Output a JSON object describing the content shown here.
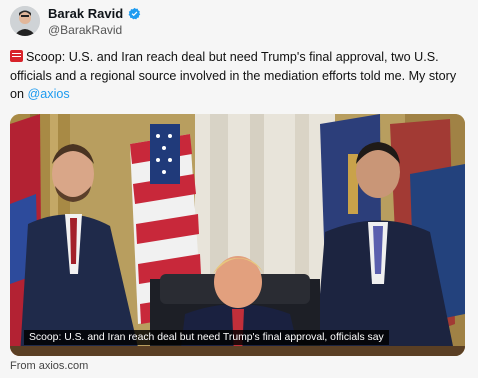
{
  "author": {
    "display_name": "Barak Ravid",
    "handle": "@BarakRavid",
    "verified": true,
    "avatar_icon": "profile-photo"
  },
  "tweet": {
    "emoji_icon": "newspaper-emoji",
    "text_part1": "Scoop: U.S. and Iran reach deal but need Trump's final approval, two U.S. officials and a regional source involved in the mediation efforts told me. My story on ",
    "mention": "@axios"
  },
  "media": {
    "caption": "Scoop: U.S. and Iran reach deal but need Trump's final approval, officials say",
    "source": "From axios.com"
  },
  "colors": {
    "link": "#1d9bf0",
    "verified_badge": "#1d9bf0"
  }
}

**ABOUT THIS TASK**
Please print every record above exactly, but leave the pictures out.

**RESPONSE BOX**
Output a JSON object describing the content shown here.
{
  "author": {
    "display_name": "Barak Ravid",
    "handle": "@BarakRavid",
    "verified": true,
    "avatar_icon": "profile-photo"
  },
  "tweet": {
    "emoji_icon": "newspaper-emoji",
    "text_part1": "Scoop: U.S. and Iran reach deal but need Trump's final approval, two U.S. officials and a regional source involved in the mediation efforts told me. My story on ",
    "mention": "@axios"
  },
  "media": {
    "caption": "Scoop: U.S. and Iran reach deal but need Trump's final approval, officials say",
    "source": "From axios.com"
  },
  "colors": {
    "link": "#1d9bf0",
    "verified_badge": "#1d9bf0"
  }
}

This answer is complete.